## What to do
Your answer should be a single number: the count of lines in the entries below that contain "Save".

## Available records
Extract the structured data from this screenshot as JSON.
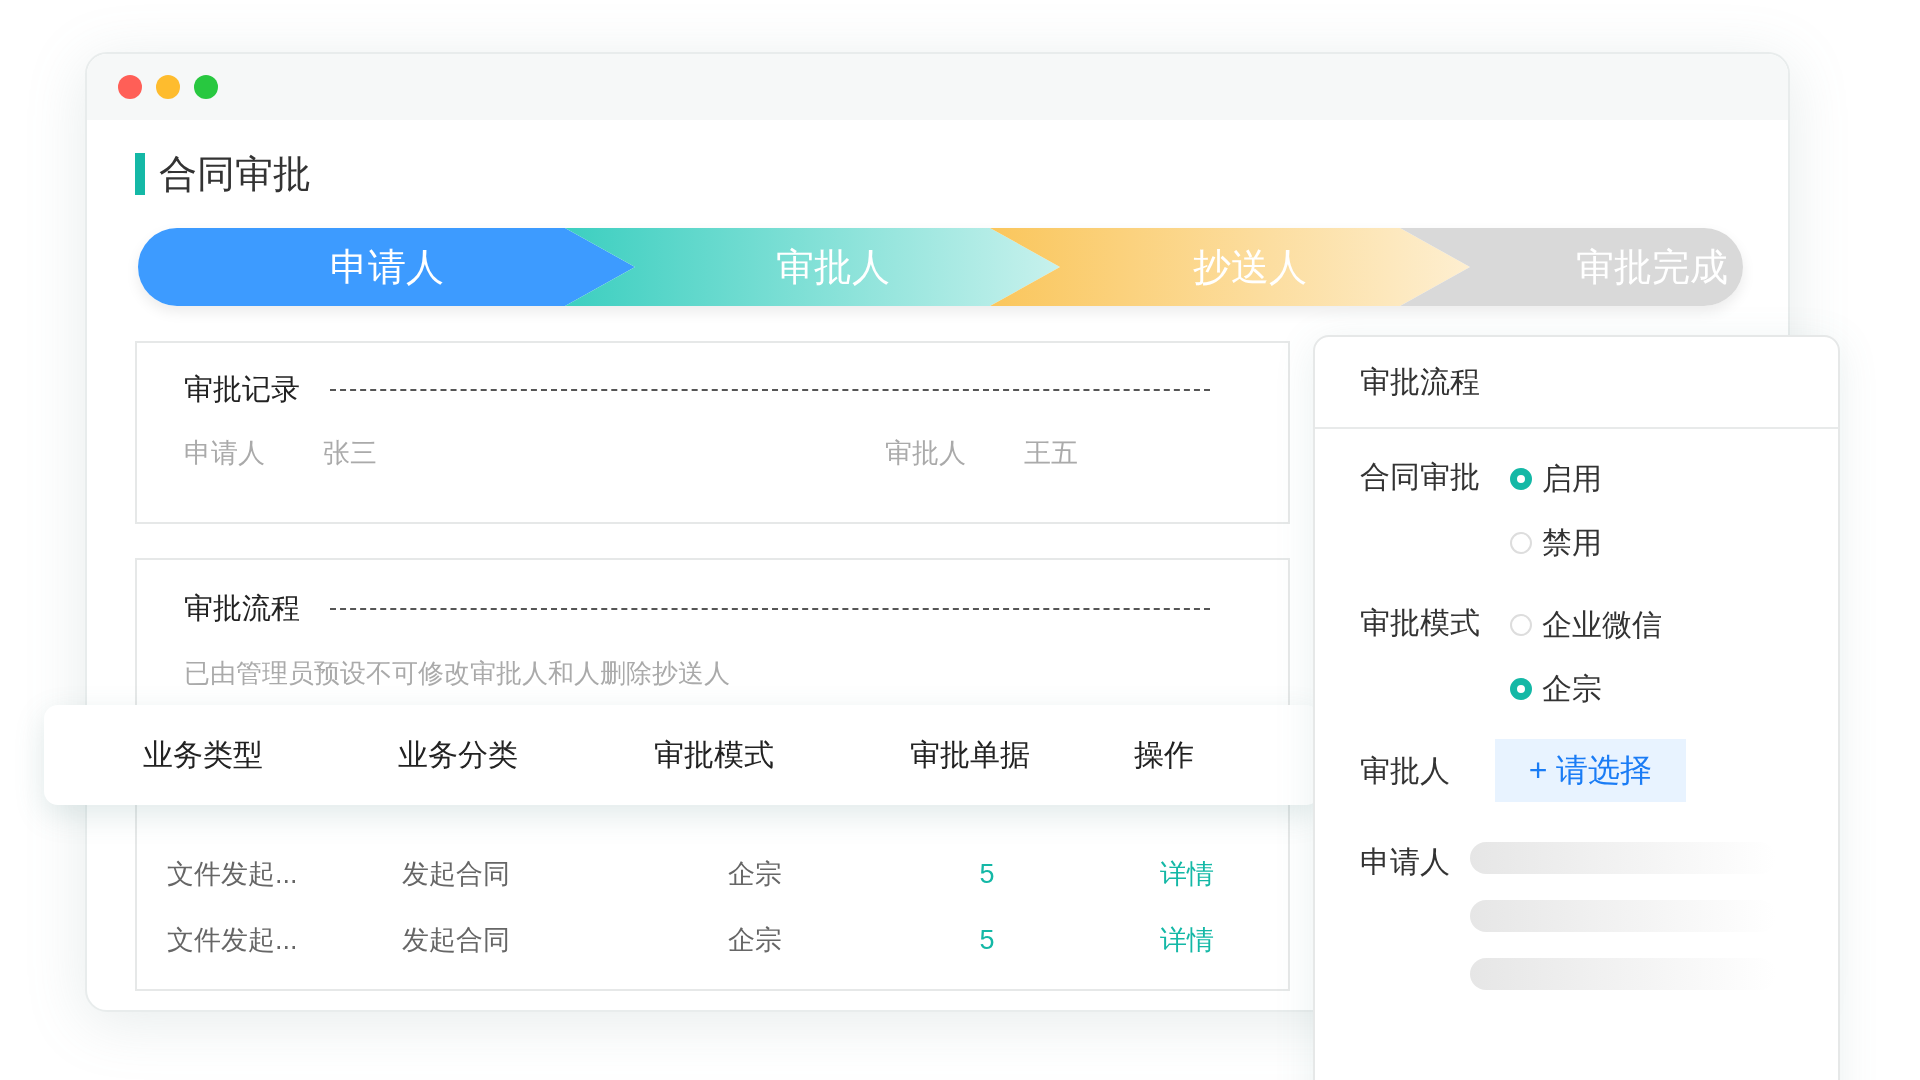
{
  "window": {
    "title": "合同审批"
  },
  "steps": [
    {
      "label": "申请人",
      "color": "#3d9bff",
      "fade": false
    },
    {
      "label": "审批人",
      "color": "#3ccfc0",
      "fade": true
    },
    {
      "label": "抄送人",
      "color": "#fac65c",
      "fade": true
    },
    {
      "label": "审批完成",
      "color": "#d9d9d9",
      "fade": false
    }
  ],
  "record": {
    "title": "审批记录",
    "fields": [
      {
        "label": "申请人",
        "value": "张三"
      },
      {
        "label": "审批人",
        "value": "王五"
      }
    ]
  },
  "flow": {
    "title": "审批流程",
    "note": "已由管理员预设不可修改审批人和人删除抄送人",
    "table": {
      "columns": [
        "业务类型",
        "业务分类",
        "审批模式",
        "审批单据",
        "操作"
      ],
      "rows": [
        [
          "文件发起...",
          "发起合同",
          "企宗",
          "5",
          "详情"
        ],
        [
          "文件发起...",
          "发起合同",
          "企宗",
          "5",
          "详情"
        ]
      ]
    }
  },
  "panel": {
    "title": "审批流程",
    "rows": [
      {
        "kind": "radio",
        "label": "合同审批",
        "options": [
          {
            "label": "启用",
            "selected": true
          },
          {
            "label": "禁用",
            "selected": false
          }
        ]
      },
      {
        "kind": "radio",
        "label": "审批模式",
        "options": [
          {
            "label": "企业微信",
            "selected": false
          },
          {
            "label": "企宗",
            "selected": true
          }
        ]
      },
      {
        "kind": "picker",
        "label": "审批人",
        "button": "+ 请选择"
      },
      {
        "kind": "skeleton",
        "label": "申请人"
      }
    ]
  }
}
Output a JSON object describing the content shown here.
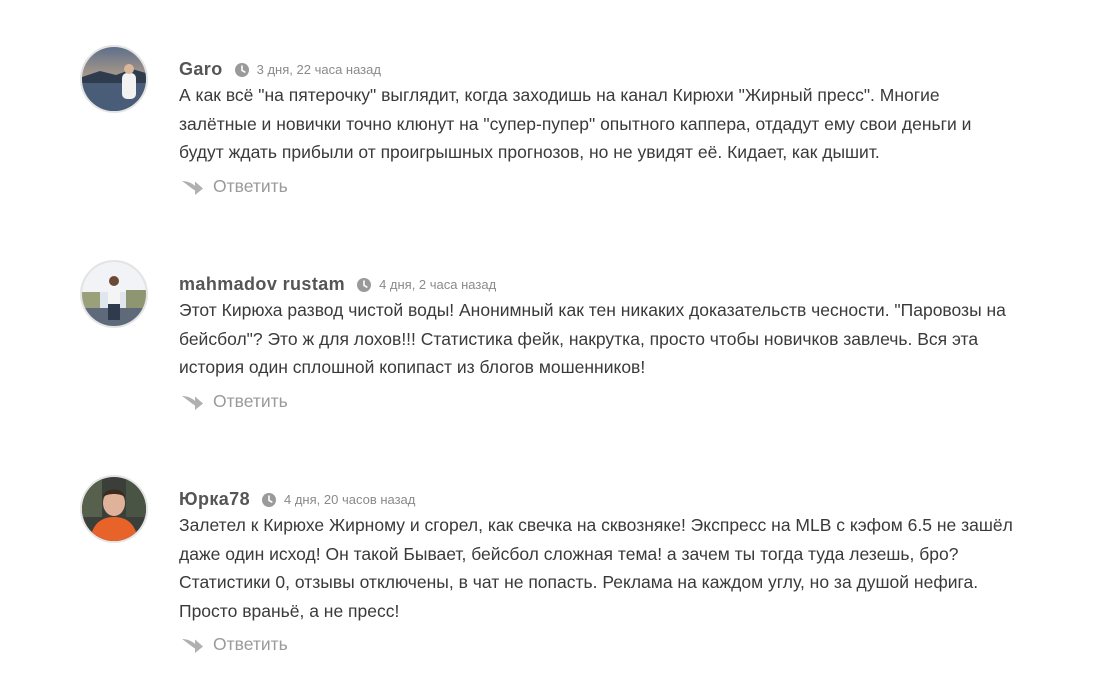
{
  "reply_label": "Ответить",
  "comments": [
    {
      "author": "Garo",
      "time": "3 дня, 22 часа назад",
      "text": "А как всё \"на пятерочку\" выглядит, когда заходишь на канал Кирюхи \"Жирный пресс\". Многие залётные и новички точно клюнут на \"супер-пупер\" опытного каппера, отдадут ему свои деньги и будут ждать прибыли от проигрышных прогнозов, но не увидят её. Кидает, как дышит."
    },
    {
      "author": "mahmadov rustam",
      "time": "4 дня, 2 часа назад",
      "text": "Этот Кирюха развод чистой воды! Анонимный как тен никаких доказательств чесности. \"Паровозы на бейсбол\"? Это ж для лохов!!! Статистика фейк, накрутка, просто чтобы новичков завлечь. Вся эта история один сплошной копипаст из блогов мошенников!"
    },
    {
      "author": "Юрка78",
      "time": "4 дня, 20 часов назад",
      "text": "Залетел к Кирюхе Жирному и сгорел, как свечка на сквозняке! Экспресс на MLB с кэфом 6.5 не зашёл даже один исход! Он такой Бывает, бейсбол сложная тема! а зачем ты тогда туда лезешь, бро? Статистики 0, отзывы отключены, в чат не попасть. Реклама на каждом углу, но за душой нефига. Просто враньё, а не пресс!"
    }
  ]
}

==

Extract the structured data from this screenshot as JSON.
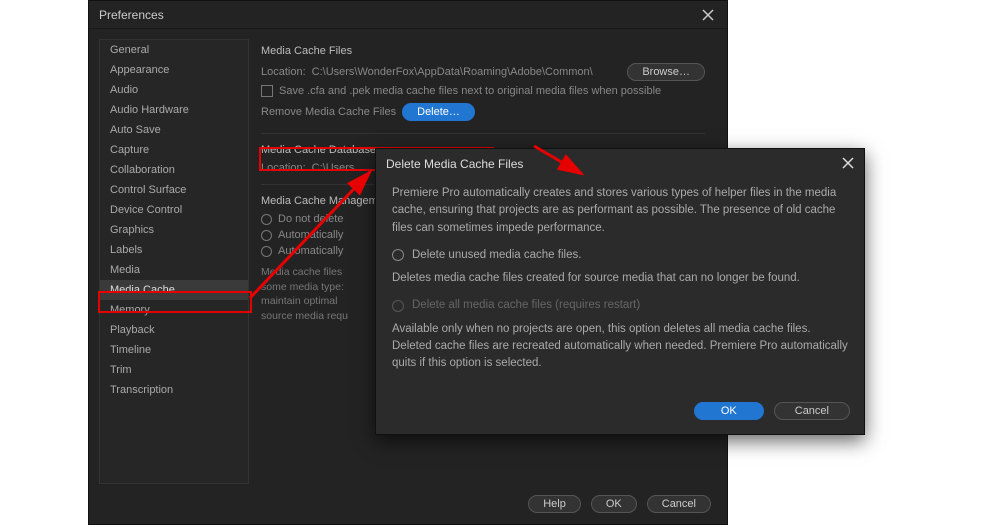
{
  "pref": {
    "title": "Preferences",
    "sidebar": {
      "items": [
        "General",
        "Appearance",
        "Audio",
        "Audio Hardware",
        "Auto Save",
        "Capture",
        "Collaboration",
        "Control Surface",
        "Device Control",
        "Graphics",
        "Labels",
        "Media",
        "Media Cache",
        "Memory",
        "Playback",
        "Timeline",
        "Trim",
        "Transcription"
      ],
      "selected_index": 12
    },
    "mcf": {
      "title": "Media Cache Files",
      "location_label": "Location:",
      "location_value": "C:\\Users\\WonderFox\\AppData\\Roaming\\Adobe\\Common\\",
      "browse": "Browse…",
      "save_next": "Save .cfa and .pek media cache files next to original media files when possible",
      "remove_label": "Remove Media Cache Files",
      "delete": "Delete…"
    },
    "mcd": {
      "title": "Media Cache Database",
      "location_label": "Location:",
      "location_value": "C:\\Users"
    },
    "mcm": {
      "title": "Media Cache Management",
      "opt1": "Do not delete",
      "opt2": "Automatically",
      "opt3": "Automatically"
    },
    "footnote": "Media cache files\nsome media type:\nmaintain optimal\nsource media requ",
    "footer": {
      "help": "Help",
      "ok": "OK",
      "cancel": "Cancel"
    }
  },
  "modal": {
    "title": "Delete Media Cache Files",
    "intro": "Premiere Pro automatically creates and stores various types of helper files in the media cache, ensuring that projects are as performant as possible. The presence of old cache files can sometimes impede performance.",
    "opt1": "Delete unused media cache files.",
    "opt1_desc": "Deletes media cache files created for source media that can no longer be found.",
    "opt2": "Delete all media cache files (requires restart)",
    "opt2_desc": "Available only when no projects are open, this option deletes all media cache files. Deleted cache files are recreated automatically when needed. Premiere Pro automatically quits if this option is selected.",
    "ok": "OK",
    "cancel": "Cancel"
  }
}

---

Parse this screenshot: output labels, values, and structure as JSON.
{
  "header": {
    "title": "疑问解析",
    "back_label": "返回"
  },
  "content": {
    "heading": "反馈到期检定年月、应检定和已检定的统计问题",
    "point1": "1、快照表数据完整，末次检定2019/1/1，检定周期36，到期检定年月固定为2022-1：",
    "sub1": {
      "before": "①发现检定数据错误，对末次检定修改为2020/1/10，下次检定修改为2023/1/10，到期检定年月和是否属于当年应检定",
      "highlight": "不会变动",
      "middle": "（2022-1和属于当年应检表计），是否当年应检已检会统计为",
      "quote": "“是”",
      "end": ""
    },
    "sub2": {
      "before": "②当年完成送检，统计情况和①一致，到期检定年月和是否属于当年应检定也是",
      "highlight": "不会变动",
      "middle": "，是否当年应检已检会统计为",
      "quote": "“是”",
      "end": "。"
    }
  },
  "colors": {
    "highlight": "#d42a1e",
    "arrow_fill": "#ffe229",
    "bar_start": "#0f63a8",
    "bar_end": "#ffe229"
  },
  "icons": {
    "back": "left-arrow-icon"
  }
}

## Result of this exercise
2